One of my favorite holes with one of the best hole names I know, “Foxy” remains a lesson in the value of selecting an using natural green sites to your advantage. The 14th at Royal Dornoch is placed on a modest plateau, which in itself is not an unusual choice for any green site. What makes it really fun is that the approach is with a long iron to the shallow green that will only accept the most exceptional shot. Anything coming up short is cast away by the slopes of the plateau. The fascinating aspect of the hole is that every approach is possible while none are really favored. Throw in the wind and you have one of the more ominous approaches in golf – and yet there isn’t a single hazard in your way!
The joy of the hole is not only on the approach but in the recovery shot, since it can be as difficult as the approach. It’s a great test of your creative abilities because there is still no standard shot for getting up and down, and the best alternative usually involves finding a creative route along the ground. If you are left, you get an opportunity to try any of the options you feel most comfortable with. If you played short rather than risk the direct approach to the green, the green sets up well from in front, but you still must contend with the shallow green. But if you went after the green and missed long or right, the pitch shot is close to impossible and you now have your hands full.

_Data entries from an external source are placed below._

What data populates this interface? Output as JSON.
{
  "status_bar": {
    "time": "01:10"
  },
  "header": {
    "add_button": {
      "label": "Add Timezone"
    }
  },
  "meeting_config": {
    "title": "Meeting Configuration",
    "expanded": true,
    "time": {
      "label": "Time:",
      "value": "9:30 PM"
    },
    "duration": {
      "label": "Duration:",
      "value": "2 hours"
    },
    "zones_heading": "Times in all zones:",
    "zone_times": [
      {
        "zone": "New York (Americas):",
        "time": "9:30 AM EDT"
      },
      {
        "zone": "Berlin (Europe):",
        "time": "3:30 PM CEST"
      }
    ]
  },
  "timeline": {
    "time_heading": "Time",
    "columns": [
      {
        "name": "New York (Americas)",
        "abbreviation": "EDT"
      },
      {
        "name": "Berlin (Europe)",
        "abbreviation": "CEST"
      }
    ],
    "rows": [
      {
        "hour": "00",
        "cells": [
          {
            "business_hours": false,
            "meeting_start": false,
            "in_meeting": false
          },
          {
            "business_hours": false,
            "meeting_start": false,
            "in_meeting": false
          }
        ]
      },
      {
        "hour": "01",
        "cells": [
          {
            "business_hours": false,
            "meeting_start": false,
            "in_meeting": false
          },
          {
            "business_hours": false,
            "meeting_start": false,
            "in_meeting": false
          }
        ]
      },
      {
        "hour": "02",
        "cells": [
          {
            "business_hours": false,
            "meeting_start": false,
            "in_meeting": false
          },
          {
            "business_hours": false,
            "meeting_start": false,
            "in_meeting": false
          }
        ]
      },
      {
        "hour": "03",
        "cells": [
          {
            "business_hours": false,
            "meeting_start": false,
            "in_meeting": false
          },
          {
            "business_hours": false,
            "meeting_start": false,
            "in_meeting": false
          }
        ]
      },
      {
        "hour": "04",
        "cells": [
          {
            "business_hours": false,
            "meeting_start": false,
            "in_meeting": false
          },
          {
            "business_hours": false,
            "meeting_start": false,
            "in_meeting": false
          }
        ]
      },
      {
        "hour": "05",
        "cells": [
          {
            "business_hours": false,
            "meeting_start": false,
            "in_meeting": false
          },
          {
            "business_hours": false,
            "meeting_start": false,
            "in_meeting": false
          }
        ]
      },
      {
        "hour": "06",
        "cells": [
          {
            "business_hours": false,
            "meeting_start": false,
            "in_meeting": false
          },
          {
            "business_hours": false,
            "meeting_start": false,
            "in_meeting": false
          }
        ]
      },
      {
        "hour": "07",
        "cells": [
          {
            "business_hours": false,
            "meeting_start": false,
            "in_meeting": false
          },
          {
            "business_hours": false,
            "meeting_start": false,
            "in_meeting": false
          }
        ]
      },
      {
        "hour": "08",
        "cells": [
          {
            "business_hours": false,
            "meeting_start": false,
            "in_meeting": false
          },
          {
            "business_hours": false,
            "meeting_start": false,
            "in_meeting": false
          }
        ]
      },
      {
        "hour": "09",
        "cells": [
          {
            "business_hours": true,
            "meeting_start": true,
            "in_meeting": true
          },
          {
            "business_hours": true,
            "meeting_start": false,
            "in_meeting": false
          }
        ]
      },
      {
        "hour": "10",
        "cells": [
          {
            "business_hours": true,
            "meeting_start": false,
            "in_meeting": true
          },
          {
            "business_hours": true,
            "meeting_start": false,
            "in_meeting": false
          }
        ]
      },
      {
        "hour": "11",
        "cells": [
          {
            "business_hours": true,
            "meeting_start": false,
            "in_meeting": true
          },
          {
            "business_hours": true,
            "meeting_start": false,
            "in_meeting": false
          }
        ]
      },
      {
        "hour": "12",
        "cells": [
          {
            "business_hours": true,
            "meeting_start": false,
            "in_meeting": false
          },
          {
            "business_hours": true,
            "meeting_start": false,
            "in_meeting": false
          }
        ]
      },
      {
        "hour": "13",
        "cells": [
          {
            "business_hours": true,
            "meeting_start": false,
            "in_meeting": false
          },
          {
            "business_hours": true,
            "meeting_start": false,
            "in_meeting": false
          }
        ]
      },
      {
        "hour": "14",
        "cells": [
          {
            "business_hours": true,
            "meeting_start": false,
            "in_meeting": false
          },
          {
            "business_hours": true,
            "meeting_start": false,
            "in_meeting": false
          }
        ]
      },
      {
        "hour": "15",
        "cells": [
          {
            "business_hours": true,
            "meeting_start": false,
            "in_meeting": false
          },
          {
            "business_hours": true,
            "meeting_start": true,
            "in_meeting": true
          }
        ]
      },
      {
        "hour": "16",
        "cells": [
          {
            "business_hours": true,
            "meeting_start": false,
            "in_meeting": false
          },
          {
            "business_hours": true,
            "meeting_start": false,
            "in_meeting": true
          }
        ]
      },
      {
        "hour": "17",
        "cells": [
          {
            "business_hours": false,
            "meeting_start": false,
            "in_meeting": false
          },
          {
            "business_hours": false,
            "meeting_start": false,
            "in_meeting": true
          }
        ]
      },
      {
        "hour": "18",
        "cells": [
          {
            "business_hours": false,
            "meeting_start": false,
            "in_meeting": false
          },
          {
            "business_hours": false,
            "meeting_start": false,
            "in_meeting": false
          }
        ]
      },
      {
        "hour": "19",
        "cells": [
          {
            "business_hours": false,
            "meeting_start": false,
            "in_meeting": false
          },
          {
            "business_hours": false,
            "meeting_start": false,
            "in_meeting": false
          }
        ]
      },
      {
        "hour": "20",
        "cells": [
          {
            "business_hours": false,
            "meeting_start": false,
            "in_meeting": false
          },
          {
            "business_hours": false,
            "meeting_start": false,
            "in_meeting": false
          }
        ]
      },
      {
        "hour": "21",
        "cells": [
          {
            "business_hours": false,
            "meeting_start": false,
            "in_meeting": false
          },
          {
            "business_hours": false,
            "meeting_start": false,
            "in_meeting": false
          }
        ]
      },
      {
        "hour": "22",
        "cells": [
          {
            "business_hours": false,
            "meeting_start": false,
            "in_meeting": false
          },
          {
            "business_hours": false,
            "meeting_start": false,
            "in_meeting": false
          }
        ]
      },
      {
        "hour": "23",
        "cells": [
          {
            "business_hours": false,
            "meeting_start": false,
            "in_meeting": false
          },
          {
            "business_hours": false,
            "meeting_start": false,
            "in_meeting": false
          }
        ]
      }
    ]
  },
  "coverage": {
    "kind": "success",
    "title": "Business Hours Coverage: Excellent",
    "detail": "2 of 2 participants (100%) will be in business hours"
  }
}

I did not begin with the tee shot initially because I’m still not sure what play is most prudent. The right flirts with the dunes and seems inviting, and yet the left seems to provide slightly more depth in the green to hit into, but I’m still not sure of the merits of either. I do know my father played left safely left and was successful by running a wood along the fairway and up the slope. This is most likely the best approach to the green. I played down the right for what I thought was an advantage, but my aggressive approach was easily cast aside by the crowned nature of the green. The recovery was tough and a shot was lost to par.
So what did I learn from this. Never underestimate the value of using a plateau to place a premium on the approach. That short grass is often a better defense than a bunker and is likely the most misunderstood and least used of the natural challenges available to an architect. It doesn’t hurt the average players but confounds the good player from the approach through to the recovery. Finally that if a green lacks the depth to receive the shot, then the approach is becomes very demanding - but if short or lay-up options exist that is a reasonable alternative (to going directly at the green) – the hole is very difficult but quite fair.